> RECORD EXCERPTS
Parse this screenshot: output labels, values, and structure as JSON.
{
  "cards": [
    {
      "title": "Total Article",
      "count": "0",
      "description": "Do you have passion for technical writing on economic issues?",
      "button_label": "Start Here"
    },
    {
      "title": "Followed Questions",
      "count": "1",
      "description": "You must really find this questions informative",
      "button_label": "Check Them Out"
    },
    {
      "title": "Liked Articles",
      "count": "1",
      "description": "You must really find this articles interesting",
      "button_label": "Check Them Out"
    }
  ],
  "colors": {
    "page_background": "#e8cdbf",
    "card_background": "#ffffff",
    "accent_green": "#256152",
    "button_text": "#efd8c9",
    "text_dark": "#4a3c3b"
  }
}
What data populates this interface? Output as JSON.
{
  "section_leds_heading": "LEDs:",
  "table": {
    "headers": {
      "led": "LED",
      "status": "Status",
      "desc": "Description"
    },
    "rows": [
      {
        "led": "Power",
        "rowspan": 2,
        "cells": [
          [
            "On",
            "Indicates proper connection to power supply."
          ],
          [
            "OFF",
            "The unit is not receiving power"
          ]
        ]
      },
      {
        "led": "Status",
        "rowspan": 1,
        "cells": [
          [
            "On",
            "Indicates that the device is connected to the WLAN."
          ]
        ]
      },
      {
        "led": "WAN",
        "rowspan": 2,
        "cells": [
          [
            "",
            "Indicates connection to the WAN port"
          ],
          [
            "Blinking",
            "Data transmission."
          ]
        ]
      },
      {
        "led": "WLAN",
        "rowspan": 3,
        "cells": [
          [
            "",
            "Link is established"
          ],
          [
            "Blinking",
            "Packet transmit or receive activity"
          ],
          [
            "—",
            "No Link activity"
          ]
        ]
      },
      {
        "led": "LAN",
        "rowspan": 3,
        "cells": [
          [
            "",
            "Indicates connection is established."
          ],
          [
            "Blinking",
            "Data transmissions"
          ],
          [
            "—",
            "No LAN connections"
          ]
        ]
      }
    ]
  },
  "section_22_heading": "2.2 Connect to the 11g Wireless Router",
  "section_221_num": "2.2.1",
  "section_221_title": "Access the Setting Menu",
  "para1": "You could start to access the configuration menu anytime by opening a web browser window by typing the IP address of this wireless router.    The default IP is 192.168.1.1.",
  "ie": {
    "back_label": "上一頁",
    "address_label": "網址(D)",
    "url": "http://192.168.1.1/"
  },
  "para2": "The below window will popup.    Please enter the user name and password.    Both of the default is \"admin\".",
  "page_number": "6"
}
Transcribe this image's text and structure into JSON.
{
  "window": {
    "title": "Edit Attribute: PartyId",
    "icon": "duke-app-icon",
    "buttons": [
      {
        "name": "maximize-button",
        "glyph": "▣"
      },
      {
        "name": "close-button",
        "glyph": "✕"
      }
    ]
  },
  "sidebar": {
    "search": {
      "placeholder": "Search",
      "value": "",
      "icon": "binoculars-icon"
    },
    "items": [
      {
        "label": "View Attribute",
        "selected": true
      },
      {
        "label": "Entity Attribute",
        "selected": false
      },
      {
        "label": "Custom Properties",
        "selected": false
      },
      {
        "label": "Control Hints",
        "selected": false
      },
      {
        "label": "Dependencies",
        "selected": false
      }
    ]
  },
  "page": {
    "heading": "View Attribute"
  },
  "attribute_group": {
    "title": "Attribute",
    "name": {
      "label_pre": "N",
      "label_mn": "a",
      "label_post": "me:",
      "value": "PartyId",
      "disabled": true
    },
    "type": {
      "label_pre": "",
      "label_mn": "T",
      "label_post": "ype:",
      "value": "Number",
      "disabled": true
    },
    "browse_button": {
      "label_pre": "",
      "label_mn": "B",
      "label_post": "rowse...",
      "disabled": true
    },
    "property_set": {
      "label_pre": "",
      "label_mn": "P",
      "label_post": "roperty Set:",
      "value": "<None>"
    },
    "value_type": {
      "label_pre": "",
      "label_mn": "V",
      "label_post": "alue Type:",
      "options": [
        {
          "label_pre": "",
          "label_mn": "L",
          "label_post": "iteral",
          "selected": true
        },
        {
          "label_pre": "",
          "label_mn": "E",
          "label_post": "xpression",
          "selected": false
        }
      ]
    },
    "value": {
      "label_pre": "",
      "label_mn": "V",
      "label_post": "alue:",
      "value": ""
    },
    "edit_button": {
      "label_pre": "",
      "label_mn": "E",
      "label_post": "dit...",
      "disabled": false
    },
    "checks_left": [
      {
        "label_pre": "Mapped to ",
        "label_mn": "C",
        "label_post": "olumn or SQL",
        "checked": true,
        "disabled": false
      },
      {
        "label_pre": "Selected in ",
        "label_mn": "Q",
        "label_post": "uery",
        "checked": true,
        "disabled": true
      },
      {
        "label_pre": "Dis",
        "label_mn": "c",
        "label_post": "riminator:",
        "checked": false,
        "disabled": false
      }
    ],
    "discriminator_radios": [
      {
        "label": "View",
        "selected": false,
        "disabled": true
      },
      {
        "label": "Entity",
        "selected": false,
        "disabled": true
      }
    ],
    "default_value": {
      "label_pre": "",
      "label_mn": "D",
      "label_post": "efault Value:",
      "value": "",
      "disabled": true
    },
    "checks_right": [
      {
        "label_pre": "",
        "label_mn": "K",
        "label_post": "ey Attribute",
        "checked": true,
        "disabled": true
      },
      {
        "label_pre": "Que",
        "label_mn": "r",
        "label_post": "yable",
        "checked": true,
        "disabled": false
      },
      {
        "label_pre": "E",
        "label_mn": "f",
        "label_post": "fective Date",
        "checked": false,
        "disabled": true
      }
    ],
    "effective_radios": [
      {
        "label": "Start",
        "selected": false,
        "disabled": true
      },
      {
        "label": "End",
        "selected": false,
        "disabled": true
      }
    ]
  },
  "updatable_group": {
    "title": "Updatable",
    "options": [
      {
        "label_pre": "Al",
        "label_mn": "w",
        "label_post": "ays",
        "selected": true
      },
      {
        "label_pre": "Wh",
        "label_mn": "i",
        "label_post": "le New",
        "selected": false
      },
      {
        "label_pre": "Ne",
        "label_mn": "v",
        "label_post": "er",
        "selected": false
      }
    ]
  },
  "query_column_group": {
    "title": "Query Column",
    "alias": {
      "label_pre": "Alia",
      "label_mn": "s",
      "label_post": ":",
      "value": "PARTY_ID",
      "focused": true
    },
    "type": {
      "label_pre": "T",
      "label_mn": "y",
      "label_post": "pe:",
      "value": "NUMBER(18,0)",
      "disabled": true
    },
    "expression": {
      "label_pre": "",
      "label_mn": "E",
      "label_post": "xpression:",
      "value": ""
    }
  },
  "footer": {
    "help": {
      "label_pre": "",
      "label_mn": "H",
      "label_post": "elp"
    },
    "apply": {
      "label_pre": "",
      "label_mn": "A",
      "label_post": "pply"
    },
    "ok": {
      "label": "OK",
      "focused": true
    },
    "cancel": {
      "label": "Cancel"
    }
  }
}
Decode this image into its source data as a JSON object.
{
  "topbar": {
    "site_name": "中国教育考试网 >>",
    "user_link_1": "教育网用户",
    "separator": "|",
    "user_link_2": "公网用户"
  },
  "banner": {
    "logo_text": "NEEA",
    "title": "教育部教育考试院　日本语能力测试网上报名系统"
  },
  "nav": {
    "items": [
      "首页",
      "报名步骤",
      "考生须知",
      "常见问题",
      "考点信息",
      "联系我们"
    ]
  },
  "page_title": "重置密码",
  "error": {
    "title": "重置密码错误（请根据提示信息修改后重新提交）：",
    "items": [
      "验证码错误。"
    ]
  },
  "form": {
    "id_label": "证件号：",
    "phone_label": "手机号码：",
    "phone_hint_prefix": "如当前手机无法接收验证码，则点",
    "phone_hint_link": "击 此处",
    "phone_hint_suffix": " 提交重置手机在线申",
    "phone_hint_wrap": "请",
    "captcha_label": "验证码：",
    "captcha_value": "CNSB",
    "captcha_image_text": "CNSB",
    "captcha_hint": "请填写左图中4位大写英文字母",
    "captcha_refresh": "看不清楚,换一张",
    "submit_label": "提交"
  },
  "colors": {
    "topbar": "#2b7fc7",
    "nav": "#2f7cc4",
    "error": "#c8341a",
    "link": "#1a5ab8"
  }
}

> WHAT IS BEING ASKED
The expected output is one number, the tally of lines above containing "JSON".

> SOLUTION TO THE PROBLEM
4